# ILP Part 29 — Nonograms

This is the twenty ninth part of the ILP series. For your convenience you can find other parts in the table of contents in Part 1 – Boolean algebra

Hello! Today we are going to solve nonograms using ILP.

Nonograms are picture logic puzzles in which cells in a grid must be colored or left blank according to numbers at the side of the grid to reveal a hidden picture. Images are usually black and white, however, they can be colored. Below is an example of a nonogram (by wikipedia): We will solve black and white nonogram, so we assume that numbers describe blocks of black fields whit at least one white field between every block.

# Variables

As with most of the riddles we start with defining binary variables representing decisions. Let’s assume that the picture has size (width and height). For every field we define a binary variable meaning whether we fill this field or no: We also need to define variables representing top-left blocks’ corners. Let’s introduce the following notation: means number of blocks in -th column, means length of -th block in -th column. Analogously, means number of block in -th row, means length of -th block in -th row. We define the following binary variables: Variable means whether -th block in -th column starts (e.g., its top-left field is) in field . Analogously, means whether -th block in -th row starts in field .

After solving the problem we obtain the solution from variables . Other variables are used only to specify constraints.

# Constraints

We start with two obvious constraints: number of selected fields in each row and each column must match the blocks’ lengths: Now we need to make sure that in every field there starts at most one block: Next, we need to make sure that if the block starts in particular field, all fields of this block are selected: When a particular column block starts in field (which means that is true) then all fields must be true so we use conjunction. The same idea goes for row blocks. We also need to make sure that block does not start close to the boundary: Finally, we need to take care of blocks ordering. We need to make sure that block occur in proper order. We use the following idea: if some column block starts in field which means that is true, previous block must start in some field where . So the sum of variables indicating start of the block must be true. The following constraints take care of this: If is true then sum of must be true in order to fulfill the constraint. On the other hand, if is false, then sum of can have any value. The same goes for rows.
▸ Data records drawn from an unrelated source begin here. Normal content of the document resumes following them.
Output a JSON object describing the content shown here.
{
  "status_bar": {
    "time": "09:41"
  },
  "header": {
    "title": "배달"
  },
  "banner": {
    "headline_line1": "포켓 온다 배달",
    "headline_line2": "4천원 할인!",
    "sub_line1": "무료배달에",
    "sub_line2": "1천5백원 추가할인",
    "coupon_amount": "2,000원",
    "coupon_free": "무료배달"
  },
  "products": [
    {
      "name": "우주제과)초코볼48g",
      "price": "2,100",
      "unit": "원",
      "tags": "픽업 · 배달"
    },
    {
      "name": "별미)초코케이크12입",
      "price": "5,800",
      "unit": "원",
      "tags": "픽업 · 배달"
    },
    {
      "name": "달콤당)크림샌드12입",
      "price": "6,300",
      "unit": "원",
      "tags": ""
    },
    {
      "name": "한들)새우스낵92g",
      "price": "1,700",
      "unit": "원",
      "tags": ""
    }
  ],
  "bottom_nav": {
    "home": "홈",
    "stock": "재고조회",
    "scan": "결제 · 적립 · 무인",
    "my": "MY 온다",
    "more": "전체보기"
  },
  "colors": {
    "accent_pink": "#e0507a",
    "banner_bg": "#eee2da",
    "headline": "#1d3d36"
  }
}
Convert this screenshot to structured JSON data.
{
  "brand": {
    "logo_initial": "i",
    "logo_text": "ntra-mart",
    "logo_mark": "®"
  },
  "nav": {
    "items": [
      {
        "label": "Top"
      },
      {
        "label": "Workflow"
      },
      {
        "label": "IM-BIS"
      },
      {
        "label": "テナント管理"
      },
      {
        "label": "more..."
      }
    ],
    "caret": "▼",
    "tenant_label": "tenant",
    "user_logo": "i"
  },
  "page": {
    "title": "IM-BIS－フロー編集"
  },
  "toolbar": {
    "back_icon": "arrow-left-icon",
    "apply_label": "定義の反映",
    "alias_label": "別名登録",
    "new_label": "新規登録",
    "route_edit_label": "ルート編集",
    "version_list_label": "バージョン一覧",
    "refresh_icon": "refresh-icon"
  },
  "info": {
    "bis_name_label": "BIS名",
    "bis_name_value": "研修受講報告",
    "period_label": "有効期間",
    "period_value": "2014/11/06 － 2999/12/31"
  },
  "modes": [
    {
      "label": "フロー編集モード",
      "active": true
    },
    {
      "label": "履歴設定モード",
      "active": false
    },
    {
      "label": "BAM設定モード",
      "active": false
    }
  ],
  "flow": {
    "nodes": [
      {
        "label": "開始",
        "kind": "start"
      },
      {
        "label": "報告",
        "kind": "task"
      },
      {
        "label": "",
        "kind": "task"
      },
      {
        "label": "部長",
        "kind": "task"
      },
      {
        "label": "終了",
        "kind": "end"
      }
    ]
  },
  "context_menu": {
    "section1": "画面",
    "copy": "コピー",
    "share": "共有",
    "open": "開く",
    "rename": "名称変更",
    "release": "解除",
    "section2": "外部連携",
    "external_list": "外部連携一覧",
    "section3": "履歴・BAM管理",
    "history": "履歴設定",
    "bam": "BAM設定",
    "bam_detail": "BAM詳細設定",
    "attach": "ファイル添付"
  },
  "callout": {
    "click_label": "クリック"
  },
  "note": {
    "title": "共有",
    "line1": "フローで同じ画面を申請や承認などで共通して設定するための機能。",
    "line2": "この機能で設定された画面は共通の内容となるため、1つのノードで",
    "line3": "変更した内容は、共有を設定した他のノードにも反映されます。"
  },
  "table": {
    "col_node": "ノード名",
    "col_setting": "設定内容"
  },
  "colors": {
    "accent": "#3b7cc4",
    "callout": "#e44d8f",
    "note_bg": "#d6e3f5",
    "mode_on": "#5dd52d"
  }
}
# Summary

As we can see implementation is rather easy. The most difficult part is related to ordering the blocks, the rest is pretty straightforward. Next time we will solve sudoku.